Chicken Lababdar
The chicken lababdar is a fusion of the traditional makhni gravy and the textured onion masala used in Mughlai dishes. Ingredients like cashew nuts, poppy seeds, almonds or char magaz (a combination of four seeds/nuts: almonds, pumpkin seeds, cantaloupe Seeds and watermelon seeds) are also used to lend a creamier, richer taste to this dish.

A gravy dish containing tikka chunks, cream, a blend of spices and tomatoes, chicken tikka masala is another version that is essentially butter chicken sans bones; tikka (refers to boneless chicken that is marinated in spiced yoghurt, cut into small pieces and baked in a tandoor) is literally means ‘bits and pieces’!

In 2001, perhaps a little bizarrely, chicken tikka masala was named a ‘British national dish’ by the Foreign Secretary Robin Cook. This led to a fierce debate on the origin of this popular dish. According to one theory, it was supposedly invented by the first Mughal emperor, Babur, who is rumored to have been so afraid of choking on chicken bones that he ordered his chefs to remove them. Zaeemuddin Ahmad, chef at the Karim Hotel in Delhi, on the other hand, claims that the recipe for tikka masala has been passed down through generations of his family and originated during the reign of Bahadur Shah II (1837-1857).
Chicken Tikka Masala
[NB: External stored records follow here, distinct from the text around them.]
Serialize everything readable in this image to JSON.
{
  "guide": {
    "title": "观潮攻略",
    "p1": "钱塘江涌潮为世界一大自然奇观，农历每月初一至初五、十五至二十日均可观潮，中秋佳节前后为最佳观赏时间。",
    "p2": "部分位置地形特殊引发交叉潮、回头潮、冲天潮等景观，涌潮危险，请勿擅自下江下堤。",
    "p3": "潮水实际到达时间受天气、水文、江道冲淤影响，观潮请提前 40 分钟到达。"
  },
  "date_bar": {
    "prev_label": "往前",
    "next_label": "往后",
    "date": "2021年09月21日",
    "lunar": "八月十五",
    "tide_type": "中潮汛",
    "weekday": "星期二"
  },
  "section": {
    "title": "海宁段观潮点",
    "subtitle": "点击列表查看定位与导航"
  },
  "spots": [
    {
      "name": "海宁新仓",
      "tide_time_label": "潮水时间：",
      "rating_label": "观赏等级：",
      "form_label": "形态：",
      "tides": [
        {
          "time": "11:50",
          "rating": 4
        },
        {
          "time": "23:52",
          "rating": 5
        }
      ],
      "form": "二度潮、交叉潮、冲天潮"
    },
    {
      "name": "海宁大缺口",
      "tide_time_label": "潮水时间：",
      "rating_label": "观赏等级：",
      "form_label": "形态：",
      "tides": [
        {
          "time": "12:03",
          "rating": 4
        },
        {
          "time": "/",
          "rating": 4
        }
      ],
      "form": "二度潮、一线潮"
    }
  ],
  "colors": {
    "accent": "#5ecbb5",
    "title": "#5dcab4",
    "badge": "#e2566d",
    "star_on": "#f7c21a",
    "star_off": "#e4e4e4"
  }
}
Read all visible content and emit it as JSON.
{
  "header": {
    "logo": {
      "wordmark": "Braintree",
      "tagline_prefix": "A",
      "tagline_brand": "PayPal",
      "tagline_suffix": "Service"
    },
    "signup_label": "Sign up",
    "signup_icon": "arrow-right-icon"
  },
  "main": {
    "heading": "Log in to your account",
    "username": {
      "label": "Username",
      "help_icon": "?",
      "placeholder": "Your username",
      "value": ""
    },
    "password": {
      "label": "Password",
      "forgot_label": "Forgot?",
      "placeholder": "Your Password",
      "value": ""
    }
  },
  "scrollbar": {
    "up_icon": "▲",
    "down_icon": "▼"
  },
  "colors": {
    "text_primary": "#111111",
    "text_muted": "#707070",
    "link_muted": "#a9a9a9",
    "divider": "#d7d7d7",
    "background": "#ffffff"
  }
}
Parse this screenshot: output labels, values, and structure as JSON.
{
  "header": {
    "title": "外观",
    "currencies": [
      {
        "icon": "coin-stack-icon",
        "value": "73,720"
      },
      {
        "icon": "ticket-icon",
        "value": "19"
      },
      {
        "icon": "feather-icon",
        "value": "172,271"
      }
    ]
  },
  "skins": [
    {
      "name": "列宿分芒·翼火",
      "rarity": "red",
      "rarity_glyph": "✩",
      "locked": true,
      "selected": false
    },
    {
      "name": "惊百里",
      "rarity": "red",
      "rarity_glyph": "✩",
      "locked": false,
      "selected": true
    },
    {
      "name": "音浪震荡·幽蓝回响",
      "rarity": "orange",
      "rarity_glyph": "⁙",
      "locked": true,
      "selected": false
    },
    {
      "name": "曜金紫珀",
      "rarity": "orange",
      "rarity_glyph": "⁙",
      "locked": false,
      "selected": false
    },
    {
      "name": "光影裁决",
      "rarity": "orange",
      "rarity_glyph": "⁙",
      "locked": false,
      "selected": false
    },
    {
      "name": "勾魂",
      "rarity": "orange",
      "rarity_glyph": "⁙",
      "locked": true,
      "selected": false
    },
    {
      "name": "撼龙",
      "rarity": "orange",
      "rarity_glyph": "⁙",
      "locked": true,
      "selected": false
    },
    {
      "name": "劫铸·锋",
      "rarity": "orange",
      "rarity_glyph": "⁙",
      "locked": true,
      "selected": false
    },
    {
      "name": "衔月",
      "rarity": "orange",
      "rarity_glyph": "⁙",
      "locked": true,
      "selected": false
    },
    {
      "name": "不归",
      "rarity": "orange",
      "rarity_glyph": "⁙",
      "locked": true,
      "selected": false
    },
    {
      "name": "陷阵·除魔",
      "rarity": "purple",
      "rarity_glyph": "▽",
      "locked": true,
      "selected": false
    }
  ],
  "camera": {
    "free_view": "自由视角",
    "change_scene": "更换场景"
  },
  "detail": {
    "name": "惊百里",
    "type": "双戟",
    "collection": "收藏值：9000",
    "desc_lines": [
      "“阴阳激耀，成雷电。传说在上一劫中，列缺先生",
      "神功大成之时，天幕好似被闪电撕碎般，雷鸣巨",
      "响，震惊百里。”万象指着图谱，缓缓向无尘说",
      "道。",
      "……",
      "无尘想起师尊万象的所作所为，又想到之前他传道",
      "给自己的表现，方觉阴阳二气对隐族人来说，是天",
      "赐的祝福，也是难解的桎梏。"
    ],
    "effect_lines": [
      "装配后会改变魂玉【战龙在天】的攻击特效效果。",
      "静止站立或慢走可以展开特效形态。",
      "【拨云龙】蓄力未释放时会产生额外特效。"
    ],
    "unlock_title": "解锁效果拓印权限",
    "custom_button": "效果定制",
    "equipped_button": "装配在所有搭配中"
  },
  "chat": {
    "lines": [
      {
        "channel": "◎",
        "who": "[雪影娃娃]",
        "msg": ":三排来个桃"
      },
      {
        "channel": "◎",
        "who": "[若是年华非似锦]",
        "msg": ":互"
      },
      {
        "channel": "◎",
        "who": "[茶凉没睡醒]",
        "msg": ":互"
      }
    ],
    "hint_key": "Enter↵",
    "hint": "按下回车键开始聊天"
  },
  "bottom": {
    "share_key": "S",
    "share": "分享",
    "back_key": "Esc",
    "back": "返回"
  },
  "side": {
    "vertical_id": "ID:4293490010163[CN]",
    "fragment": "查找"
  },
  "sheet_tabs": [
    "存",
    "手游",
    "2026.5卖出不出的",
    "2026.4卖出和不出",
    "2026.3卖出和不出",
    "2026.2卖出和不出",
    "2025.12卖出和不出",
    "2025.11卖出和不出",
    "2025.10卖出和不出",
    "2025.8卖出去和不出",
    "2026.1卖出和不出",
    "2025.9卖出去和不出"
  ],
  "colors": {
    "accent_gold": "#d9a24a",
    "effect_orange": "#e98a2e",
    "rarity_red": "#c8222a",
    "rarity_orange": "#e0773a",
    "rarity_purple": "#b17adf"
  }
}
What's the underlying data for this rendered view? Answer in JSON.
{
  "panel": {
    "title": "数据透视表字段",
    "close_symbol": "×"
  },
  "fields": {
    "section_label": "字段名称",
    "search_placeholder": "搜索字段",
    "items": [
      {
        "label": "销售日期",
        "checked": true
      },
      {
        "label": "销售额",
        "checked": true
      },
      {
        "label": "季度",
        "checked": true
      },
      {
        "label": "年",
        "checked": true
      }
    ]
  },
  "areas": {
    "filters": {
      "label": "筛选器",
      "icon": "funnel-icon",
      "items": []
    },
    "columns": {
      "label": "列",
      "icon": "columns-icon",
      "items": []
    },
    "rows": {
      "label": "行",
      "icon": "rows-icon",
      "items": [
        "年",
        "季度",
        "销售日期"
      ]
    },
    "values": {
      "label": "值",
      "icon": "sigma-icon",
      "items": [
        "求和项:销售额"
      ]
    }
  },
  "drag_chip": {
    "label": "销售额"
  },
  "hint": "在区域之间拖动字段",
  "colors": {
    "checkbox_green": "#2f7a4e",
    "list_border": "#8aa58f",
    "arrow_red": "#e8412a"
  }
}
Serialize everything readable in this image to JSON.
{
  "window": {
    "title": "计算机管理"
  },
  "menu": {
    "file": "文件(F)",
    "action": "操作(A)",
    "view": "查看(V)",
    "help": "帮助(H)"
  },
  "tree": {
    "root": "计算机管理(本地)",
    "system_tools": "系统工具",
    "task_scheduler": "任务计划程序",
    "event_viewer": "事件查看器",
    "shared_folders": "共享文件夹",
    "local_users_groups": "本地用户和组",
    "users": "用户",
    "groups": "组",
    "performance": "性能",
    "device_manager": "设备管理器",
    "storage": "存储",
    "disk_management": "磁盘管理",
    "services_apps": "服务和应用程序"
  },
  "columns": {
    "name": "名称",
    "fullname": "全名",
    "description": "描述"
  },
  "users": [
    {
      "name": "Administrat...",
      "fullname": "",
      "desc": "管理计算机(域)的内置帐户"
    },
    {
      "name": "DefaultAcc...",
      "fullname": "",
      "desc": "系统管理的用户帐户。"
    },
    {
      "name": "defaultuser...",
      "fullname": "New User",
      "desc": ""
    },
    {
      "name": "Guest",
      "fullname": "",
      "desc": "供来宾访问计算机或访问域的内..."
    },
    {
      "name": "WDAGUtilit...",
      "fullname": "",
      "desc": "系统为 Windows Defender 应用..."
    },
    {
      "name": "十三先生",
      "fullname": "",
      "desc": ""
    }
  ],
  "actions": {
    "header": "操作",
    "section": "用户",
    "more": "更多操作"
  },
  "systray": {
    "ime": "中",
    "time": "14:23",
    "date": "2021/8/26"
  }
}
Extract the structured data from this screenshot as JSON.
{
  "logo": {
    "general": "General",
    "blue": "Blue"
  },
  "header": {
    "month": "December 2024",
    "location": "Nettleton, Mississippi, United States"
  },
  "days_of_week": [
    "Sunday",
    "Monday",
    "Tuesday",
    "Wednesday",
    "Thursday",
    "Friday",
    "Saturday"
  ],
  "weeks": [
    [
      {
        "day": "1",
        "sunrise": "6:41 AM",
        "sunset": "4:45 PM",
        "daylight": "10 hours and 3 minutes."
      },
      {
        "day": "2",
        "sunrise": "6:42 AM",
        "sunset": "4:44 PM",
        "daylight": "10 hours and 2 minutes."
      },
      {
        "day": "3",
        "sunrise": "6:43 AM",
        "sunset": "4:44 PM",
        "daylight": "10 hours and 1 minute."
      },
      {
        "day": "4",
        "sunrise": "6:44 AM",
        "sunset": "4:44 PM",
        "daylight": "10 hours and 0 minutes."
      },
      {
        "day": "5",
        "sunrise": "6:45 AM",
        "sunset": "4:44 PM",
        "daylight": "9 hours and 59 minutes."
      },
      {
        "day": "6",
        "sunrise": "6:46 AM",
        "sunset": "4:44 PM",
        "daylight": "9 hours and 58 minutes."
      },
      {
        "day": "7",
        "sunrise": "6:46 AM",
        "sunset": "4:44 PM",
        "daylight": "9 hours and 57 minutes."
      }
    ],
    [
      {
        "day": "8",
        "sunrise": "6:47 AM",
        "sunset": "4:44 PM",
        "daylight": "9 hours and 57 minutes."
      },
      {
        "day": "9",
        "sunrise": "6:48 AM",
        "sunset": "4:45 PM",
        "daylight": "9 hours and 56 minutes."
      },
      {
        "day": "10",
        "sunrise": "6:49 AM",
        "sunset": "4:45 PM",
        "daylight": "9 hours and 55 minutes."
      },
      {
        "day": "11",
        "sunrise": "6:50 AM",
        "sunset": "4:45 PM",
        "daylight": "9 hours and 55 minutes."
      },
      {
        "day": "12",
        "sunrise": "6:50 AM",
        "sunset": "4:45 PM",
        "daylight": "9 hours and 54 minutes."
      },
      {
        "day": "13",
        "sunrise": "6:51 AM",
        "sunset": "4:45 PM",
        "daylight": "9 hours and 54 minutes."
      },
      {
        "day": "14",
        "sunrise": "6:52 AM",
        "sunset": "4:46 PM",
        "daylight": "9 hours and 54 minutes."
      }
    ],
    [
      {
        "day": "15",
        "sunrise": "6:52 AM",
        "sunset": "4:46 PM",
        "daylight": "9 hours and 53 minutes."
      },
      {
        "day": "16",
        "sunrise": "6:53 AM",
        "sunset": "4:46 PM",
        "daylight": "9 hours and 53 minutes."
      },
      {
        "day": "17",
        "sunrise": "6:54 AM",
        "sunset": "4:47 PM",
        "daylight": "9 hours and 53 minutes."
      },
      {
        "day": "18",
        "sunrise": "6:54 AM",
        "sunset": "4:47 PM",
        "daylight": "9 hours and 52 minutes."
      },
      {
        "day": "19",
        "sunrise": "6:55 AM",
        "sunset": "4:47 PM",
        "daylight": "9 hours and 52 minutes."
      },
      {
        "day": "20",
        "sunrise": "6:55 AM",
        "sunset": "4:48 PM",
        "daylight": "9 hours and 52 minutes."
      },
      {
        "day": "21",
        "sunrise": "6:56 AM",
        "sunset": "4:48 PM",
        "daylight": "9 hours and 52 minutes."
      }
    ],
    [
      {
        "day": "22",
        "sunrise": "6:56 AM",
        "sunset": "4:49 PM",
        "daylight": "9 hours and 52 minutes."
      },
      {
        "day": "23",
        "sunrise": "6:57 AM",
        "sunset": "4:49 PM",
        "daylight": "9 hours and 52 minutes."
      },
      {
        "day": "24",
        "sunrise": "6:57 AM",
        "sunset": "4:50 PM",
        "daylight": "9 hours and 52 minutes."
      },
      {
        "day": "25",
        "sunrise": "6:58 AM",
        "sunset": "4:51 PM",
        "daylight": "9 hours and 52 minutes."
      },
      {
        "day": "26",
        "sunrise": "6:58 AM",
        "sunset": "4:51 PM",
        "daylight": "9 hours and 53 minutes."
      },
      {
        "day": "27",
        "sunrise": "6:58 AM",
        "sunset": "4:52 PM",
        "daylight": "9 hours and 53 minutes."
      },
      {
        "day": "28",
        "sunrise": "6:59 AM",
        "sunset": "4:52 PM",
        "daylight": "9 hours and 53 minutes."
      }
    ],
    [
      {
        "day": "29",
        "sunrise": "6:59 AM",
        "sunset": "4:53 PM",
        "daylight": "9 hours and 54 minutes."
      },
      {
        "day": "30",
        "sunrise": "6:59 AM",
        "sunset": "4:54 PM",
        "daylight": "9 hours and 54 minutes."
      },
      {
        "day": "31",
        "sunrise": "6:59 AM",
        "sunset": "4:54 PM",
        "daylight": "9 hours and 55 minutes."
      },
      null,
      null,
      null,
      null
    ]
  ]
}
Yet another oft-quoted tale about the chicken tikka masala goes this way:

In the early 1970s, a British man ordered chicken tikka at Sheesh Mahal, an Indian restaurant in Glasgow. When it arrived, he complained that it was too dry and that he would like some sauce with it. Ali Ahmed Aslam, the proprietor of the restaurant claims that tossed a tin of canned tomato soup onto the tikka, added some yoghurt and sprinkled in some spices to appease the gentleman and thus Britain’s much loved dish was born.

However, while chicken tikka masala’s transnational history still remains unclear, there is no doubt that this delicious dish continues to be one of India’s most popular, internationally-loved delicacies.

The butter chicken and its many equally-delightful versions are the perfect examples of the fact that the best things in life are often discovered by accident.

(Source: The Better India)

No comments:

Post a Comment